Richard Bligh, New Reports of Cases Heard the House of Lords (1835) 'Robley v Brooke' Vol. VII pp. 92 et seq.
[Number of enslaved people] 240(Tot)  
[Name] Pembroke Estate  

John Robley and Charles Brook as owners.

T71/493 263-267
[Number of enslaved people] 219(Tot) 131(F) 88(M)  
[Name] Pembroke Estate  

The heirs of John Robley, deceased and Charles Brooke as owners [Decrease by deaths] 1 enslaved person purchased from David Boyd; 3 exchanged with Alexander McBarnet; 4 recorded as the property of the heirs of John Brown, deceased, but in the possession of John Robley and Charles Brooke and 1 other described as the property of the John Robley].

T71/495 127-129
[Number of enslaved people] 207(Tot) 127(F) 80(M)  
[Name] Pembroke Estate  

The heirs of the late John Robley and Charles Brooke, statement sworn by William Grant, manager.

T71/497 91-92
[Number of enslaved people] 201(Tot) 128(F) 73(M)  
[Name] Pembroke Estate  

The heirs of the late John Robley and Charles Brooke. Statement sworn by Alexander McBarnet.

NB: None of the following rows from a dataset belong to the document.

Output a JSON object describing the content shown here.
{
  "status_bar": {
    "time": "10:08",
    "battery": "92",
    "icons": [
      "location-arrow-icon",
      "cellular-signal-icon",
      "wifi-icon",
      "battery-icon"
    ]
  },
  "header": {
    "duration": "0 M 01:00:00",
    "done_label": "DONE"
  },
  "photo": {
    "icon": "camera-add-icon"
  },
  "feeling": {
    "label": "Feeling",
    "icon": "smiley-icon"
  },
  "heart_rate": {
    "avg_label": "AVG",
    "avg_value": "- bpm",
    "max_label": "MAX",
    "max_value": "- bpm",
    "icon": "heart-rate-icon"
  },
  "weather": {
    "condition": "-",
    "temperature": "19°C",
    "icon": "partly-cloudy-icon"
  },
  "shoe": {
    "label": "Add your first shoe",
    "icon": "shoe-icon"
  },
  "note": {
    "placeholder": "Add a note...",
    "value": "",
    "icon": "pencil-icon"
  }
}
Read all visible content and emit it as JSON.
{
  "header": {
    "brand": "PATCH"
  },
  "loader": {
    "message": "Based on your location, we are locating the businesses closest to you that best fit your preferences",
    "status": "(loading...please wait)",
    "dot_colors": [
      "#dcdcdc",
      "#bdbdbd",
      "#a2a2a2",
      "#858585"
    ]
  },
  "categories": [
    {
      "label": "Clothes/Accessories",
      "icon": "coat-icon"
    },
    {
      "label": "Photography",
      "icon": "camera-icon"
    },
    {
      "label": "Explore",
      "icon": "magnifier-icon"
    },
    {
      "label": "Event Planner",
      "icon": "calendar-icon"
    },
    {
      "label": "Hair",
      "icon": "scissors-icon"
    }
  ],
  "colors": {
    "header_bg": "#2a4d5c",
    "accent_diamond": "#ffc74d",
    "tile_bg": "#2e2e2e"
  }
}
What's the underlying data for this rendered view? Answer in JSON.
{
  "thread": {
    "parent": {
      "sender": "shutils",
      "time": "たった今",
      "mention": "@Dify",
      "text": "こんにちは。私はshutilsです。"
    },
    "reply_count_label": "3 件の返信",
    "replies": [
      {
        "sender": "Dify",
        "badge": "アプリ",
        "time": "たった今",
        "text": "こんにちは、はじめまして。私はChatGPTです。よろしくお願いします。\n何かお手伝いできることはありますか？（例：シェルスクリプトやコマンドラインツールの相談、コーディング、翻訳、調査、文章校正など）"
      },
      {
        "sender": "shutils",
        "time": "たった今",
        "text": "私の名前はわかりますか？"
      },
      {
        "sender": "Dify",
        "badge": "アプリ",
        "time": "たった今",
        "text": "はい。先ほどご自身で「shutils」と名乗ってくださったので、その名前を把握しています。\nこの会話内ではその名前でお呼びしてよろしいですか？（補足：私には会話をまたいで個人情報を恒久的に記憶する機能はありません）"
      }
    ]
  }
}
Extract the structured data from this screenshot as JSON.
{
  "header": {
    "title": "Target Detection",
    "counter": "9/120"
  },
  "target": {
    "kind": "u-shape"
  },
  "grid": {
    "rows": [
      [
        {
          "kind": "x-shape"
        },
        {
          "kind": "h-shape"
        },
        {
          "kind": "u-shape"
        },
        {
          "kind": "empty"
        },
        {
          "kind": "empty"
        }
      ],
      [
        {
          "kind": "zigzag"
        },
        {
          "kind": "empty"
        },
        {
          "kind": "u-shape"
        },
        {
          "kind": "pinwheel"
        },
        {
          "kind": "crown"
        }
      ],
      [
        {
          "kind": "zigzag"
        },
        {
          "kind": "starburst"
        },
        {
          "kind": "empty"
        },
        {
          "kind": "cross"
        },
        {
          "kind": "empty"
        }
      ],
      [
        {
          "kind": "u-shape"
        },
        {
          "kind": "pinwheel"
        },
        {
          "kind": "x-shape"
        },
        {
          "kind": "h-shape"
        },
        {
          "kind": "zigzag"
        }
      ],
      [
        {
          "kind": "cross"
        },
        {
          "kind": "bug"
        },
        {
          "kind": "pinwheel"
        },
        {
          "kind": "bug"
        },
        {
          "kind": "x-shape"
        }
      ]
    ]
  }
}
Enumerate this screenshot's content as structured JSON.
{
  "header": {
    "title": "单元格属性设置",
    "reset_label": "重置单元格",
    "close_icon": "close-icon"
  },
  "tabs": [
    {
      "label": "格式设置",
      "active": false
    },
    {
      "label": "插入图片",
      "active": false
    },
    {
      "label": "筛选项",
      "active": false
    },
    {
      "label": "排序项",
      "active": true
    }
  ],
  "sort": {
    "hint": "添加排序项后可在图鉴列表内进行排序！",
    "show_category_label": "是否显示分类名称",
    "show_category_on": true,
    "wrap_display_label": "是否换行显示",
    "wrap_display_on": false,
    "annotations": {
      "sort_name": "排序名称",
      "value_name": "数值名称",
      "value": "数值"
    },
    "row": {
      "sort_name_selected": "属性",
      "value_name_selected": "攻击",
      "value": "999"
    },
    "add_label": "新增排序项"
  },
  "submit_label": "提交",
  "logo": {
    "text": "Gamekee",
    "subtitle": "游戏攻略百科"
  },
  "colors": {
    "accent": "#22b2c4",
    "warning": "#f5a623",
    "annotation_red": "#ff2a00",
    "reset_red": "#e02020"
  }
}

T71/497 96-97
[Number of enslaved people] 191(Tot) 125(F) 66(M)  
[Name] Pembroke Estate  

Pembroke Estate. Statement sworn by William Grant.

T71/499 86-87
[Number of enslaved people] 194(Tot) 127(F) 67(M)  
[Name] Pembroke Estate  

Pembroke Estate. The property of the heirs of John Robley and Charles Brooke, deceased. Statement sworn by William Grant. Register taken on 1st May. Total on 1st August 1834 was 195 enslaved people.

T71/500 136-139